She is PI or Co-PI on more than $6 million in grants from the National Institutes of Health, National Science Foundation and other agencies as well as Editor-in-Chief of CBE-Life Sciences Education, the leading biology education journal.  Dolan was the founding director of the Texas Institute for Discovery Education in Sciences, an undergraduate teaching initiative of the College of Natural Sciences at the University of Texas Austin.

Registration is requested so we can plan for your presence.

Fill out my online form.

Sept. 8: FEAP: Tenure & Promotion Discussion

August 29th, 2016 by Kenya Hudson

Thursday, September 8, 2016
10:00 AM – 11:30 AM
Theater, 2nd Floor of the JSU Student Center

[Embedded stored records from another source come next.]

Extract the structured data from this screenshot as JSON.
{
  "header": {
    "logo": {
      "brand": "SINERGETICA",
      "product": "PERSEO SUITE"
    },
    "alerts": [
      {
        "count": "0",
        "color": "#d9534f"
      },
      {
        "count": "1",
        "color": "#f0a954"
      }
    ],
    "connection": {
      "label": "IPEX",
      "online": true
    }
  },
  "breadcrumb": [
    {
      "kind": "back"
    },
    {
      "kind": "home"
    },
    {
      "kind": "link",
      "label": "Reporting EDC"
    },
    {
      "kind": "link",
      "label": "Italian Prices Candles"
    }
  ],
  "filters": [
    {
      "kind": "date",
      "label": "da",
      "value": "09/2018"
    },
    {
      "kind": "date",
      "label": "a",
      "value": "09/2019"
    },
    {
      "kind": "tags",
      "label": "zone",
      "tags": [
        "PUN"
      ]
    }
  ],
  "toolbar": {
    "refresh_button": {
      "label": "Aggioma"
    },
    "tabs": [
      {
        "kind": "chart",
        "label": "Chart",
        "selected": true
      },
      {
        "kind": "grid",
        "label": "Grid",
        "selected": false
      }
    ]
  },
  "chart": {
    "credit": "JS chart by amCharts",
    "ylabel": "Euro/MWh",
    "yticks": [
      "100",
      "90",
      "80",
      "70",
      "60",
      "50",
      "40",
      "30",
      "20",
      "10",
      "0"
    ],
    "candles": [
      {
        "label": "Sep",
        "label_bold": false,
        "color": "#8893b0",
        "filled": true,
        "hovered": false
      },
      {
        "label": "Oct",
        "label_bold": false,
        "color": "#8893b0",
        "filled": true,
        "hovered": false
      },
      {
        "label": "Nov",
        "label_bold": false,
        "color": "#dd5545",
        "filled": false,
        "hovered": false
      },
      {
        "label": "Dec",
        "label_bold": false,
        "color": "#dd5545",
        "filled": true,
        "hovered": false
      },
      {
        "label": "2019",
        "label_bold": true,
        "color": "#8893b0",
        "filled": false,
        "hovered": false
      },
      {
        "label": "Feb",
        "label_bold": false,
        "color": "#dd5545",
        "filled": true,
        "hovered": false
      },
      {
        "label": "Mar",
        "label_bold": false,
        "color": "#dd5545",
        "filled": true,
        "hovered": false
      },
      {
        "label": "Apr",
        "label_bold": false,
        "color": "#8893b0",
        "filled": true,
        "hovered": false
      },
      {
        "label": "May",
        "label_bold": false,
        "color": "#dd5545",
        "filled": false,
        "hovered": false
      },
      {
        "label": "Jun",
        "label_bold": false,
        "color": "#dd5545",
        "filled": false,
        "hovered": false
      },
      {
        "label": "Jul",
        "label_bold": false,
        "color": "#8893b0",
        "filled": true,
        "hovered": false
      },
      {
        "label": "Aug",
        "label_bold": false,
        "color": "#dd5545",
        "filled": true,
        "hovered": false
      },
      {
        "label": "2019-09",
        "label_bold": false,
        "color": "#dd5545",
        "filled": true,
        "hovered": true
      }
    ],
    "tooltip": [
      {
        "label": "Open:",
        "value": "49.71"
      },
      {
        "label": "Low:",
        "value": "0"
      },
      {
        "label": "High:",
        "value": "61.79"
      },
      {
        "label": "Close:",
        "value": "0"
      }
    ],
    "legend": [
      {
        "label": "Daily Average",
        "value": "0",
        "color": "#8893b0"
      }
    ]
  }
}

Join us for presentations by the Associate Vice President for Academic Affairs and a panel of experienced reviewers from various colleges.  An informal question and answer session follows the presentations.  The event's goals are (1) to familiarize faculty with department, college and university tenure and procedures and timelines; (2) to explore best practices for documentation and record-keeping; (3) to discuss approaches to compiling and organizing the tenure application and dossier; and (4) to consider optimal approaches to balancing conflict demands and allocating their time and resources.

This event is designed for probationary tenure-track faculty and associate professors seeking tenure and promotion.  We encourage faculty applying for tenure and promotion in the 2016-2017 cycle and the 2017-2018 cycle.

Wednesday, September 7, 2016
2:00 PM – 5:00 PM
JSU INNOVATE, 1st Floor of the H.T. Sampson Library

This interest meeting acquaints participants with the learning strategies and opportunities offered by the Academy for Research & Scholarly Engagement.  Faculty will be able to talk with personnel from the Center for University Scholars and Sponsored Programs about their research ideas, potential funding matches and best practices for compiling a compelling application for the Academy.  Refreshments will be provided.

Workshop: Planning Productive Summers (Apr. 7)

March 24th, 2016 by Kenya Hudson

Flyer, Information replicated on text.

Thursday, April 7, 2016
10:00 AM – 11:30 AM
JSU INNOVATE Classroom, 1st Floor of the H.T. Sampson Library


Designed to help faculty think through their goals and activities for the upcoming summer term, this workshop covers the difference between goals for the summer and those during the academic year; types of experiences including summer programs, conferences or institutes that impacted your productivity; impact of summers on your energy and enthusiasm for research and teaching; and on- and off-campus collaborations for the summer.

Light refreshments will be provided.



Flyer, Information replicated in text.Thursday, March 31, 2016
10:00 AM – 11:30 AM
JSU INNOVATE Classroom, 1st Floor of the H.T. Sampson Library


Designed to help mid-career faculty understand and consider positions of academic leadership (e.g. departmental chair and program or center director), this workshop explores the traditional and "people" skills needed for success as an academic leader, considerations in strategically selecting service and leadership roles that can lead to success in future academic leadership positions, duties and responsibilities of departmental chairs, the workload of departmental chairs and the challenge of maintaining work-life balance, the extent to which faculty can and do maintain their own active research/creative agendas while in academic leadership positions, and changes in relationships with colleagues who one now supervises and/or evaluates.

Light refreshments will be provided.

Brown Bag Research Talk: Digital Pedagogy (Mar. 22)

March 22nd, 2016 by Kenya Hudson

Tuesday, March 22, 2016
11:00 AM – 12:00 PM
Holden Reading Room, 4th Floor of the H.T. Sampson Library


Join us for Dr. Ingrad Smith's research talk, "Digital Pedagogy: There Is A Difference."  Dr. Smith is a professor in the Department of Educational Leadership.  Join us for an engaging talk and light refreshments!

Flyer, Information Replicated in Text.